Choir History: Here's to the next 60 years!
The Warwick & Kenilworth Choral Society was founded in May 1953, when the then
separate Warwick and Kenilworth choral societies merged, following a joint
performance of Handel's
at the first Warwick Festival. The Festival
founder, Tim (Thomas) Tunnard, accepted the invitation to become conductor of
the new Society, and its first concert, Bach's
, was given on
New Year's Day 1954 at St Mary's Church, Warwick, where Tim Tunnard was
organist and choirmaster. Since then the Society has given three further
performances of the
. Other performances of works by Bach
include three of the
St Matthew Passion
and five each of the
B minor Mass
St John Passion
, together with numerous secular and religious cantatas.
Not surprisingly, perhaps, Handel is the composer to have been performed most
frequently over the last fifty years. The records show there have been at least
27 performances of
in Warwick or Kenilworth, with excerpts of that work
featuring in several other concerts.
has been performed three
times; at the second performance in 1980, the soprano soloist was a certain
Lesley Garrett, who had also sung on several earlier occasions with the
, the most popular works performed have been Fauré's
(seven performances each), Haydn's
(six each), with perhaps surprisingly, Rossini's
Petite Messe Solennelle
scoring four performances, ahead of Elgar's
with three each.
There have been numerous other works performed in a total of 171 concerts

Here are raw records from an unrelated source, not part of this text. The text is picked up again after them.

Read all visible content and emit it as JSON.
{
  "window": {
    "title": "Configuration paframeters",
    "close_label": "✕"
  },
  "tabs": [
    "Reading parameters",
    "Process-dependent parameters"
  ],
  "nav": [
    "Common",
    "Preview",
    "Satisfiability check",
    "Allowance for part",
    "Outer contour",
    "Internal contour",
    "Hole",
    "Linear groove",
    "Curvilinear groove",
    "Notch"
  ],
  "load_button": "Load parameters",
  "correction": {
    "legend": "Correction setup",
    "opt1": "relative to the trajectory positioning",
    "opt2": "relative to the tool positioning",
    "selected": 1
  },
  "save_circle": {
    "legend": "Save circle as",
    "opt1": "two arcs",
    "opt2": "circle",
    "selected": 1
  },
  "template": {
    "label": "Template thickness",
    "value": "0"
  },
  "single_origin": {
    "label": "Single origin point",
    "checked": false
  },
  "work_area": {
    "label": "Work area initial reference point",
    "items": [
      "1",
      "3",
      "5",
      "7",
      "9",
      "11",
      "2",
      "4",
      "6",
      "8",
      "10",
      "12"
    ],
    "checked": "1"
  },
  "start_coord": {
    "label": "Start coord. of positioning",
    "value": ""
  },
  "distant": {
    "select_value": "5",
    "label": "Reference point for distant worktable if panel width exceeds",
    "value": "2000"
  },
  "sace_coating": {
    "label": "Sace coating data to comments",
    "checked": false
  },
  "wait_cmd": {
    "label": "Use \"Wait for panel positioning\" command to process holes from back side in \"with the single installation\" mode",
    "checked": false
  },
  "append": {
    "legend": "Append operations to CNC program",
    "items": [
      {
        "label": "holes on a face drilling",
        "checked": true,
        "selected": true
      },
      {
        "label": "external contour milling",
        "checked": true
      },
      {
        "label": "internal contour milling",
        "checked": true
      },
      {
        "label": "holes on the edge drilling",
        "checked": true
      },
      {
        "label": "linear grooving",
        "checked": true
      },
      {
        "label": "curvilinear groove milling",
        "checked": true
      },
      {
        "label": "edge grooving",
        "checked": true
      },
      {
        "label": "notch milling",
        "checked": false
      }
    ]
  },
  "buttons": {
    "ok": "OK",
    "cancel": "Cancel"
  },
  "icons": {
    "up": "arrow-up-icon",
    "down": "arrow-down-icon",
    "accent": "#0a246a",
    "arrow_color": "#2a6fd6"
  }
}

recorded in the archives to December 2006, spanning composers from Arne to Zoltan
Kodaly and the years from the twelfth to the twentieth century. The tradition
performances at St Nicholas' Church in Kenilworth began in
The 50th Anniversary Concert performance of Verdi's
in November 2003
was Ronald Binnie's thirty-third concert with the Society. Having been
rehearsal accompanist from 1993 and conducting a concert in 1994, he succeeded
Jeremy Dibb in March 1996.
Ron Binnie continued with the choir until December 2008 when Andrew Jones took
over the baton in January 2009. During the three year period of
time with us, Andrew conducted a total of twelve concerts and
quickly established a strong rapport with the choir. At rehearsals,
he demonstrated his excellent musicality together with good humoured
patience and expertise. Andrew was able to respond in a positive way
and this was much appreciated by the choir. It was with sincere
regret that due to Andrew having to move through a change in
employment necessitating a move to London, his stay with us was cut
short. We are sincerely grateful to Andrew for his leadership over
the time with the society and we wish him all the very best for his
success in the future.
Colin Druce, our present rehearsal accompanist and
répétiteur, joined us on a regular basis in September 1999; he also takes
sectional rehearsals, and occasionally deputises for the conductor. Colin
has also performed piano concertos by Grieg and Mozart at our concerts,
as well as organ music by Widor and Liszt.
gave his last concert with the Society in 1958, and the longest serving
conductor to date has been Russell Lovick, who conducted his first concert in
May 1960, continuing until May 1974, although he remained a singing member for
many years after that. The baton passed to Anthony Metcalfe in 1974, and he
was followed by Andrew Fletcher in September 1977, Kipps Horn in January 1981,
and Timothy Hone in 1982. Stephen Perrins took over from September 1987 until
1989, and after a short interim Jeremy Dibb took charge in September 1990.
In addition to Lesley Garrett, the Society has worked with many musicians who
have achieved national and international acclaim. A brief list would include
Reginald Jacques, Jennifer Vyvyan, Norma Proctor, Heather Harper, Stephen
Varcoe, Christopher Keyte and John Noble.
Having started off with 95 paying members, the Society's membership ranged from
about 40 to 60 through the Fifties until the early Eighties. From the mid-1980s
to the late 1990s it grew to some eighty or so, and in the last few years the
Society has continued to prosper, its membership increasing steadily to its
present strength of a chorus of well over a hundred in most concerts, of which
there are four each year. It is a pleasure to record that one soprano, Margaret
Battersea, joined the Society fifty years ago and still sings with the choir
today. The male singer whose membership goes back the furthest appears to be
bass Barry Young, who joined a year or two after the Society was formed. They
both appear in the old photo at the top of the page.
This picture shows the agenda and accounts for the first AGM of the Society,
held on 2 June 1954. The opening balance for the newly formed Warwick &
Kenilworth Choral Society was £11.2.6d (£3.8.1d from the Kenilworth Society and
£7.14.5d from the Warwick Society). Subscriptions were 7/6d and 5/-, total
annual receipts being £34 from 95 paying members.